  1. Plan ahead, looking at long term forecasts and suspending concrete pouring for the season once cold weather hits.
  2. When construction can’t be halted, follow these practices once temperature drops below freezing:
  • Use insulating blankets to keep ground from freezing before you pour a floor slab and to cover the floor slab after pouring. Leave blankets on for five days.
  • Use insulating blankets to keep freshly poured walls from freezing.
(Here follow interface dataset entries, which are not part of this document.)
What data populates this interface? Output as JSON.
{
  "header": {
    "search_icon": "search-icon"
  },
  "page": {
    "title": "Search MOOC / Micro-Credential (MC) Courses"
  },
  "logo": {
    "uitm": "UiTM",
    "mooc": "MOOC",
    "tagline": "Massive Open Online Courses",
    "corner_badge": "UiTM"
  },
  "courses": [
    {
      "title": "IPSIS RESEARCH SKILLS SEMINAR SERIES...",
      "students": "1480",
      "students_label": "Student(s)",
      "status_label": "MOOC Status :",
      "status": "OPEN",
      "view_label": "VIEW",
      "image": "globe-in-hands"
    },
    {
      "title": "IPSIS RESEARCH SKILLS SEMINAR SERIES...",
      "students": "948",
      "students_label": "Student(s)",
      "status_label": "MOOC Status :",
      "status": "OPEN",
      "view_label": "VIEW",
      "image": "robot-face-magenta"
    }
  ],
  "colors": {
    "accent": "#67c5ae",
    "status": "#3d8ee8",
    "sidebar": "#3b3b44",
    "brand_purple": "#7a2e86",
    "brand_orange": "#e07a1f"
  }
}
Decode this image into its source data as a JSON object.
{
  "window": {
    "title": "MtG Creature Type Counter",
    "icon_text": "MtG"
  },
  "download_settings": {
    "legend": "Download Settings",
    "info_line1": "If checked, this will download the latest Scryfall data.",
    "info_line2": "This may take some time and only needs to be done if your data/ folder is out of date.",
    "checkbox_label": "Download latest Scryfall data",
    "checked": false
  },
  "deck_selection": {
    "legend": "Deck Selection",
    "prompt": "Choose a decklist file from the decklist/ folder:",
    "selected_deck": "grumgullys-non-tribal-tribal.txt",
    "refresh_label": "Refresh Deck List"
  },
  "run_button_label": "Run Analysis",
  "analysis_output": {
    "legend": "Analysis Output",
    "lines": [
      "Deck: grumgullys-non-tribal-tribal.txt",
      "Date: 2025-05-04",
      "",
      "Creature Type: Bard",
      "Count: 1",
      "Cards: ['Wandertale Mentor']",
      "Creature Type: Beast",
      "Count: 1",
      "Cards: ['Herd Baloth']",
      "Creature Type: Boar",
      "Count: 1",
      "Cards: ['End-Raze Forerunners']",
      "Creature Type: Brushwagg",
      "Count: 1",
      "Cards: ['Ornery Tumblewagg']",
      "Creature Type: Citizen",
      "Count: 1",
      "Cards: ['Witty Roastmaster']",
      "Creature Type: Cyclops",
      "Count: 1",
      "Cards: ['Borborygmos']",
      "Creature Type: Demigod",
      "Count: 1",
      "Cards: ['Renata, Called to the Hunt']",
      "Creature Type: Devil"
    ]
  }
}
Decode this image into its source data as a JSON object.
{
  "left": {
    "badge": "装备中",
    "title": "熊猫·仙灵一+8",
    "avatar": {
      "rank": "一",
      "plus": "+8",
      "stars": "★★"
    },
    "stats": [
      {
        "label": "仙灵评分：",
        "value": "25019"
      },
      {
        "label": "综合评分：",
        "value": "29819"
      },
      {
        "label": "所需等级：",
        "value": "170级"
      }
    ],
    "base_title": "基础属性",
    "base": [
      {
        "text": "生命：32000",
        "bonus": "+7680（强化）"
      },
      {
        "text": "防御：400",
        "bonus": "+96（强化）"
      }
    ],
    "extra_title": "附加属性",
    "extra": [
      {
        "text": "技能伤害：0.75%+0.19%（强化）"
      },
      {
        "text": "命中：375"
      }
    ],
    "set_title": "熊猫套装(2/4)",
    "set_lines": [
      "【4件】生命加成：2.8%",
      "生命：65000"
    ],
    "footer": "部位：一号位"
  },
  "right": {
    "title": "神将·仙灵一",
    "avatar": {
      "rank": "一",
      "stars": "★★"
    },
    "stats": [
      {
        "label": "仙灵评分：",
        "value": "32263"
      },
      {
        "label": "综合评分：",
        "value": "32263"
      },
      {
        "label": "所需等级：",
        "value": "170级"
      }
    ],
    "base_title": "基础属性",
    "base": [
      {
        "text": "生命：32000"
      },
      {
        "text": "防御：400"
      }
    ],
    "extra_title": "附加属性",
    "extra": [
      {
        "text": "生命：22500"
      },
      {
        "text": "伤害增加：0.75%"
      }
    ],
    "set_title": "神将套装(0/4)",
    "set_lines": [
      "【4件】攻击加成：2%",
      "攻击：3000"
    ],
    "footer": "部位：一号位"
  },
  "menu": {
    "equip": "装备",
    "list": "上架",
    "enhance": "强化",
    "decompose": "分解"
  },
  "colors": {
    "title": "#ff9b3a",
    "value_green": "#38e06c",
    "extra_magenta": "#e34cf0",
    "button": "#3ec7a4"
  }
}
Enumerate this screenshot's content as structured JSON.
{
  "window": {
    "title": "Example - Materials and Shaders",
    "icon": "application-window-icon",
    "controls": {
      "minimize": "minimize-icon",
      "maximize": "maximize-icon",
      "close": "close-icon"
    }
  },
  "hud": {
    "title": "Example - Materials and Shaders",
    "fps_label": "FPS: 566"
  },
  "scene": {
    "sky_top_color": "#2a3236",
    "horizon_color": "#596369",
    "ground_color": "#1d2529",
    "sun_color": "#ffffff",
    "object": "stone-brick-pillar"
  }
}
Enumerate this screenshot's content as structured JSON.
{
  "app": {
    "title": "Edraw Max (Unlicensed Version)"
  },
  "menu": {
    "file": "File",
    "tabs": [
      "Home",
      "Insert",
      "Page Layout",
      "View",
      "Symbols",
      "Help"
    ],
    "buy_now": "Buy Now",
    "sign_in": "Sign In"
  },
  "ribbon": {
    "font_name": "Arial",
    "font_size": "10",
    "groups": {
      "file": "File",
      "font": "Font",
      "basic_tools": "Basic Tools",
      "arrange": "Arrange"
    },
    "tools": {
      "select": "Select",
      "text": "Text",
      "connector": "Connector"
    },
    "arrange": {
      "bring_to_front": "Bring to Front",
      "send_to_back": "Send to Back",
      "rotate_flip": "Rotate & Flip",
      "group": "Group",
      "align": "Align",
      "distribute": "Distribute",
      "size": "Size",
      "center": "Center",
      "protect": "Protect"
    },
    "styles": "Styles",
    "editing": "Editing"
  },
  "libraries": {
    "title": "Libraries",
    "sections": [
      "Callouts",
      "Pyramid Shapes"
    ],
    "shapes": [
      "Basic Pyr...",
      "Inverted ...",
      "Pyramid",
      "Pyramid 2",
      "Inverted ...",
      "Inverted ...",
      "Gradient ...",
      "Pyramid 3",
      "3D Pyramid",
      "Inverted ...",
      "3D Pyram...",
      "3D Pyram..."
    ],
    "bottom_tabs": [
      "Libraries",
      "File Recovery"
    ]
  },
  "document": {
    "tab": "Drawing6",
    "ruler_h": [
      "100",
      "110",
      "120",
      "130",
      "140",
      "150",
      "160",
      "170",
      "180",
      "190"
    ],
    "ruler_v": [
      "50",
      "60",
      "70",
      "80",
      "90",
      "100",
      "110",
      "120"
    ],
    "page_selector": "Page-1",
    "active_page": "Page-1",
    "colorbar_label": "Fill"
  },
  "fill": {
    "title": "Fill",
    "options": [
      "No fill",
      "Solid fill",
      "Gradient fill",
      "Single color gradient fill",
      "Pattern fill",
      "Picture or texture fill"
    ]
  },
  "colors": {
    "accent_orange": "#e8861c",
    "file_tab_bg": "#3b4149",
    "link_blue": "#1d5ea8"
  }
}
Leave blankets and forms on for three days.
  • If cold weather arrives after properly pouring slabs and walls and the pit’s been backfilled, put a few feet of water into the deep pit to prevent frost heave. 
  1. Be aware:
  • Hot water in the concrete mix can help, but it is not a substitute for blankets.
  • An accelerator admixture in the concrete (calcium chloride) may also help, but, again, it is not a substitute for blankets.
  • Plastic drain tile becomes very brittle in cold weather, so it is subject to breaking during construction activities such as backfilling.

DNR rules refer to the American Concrete Institute’s Standard 306 "Recommended practices for Cold Weather Concreting.” Refer to the 306 Standard for a thorough understanding of cold weather concreting.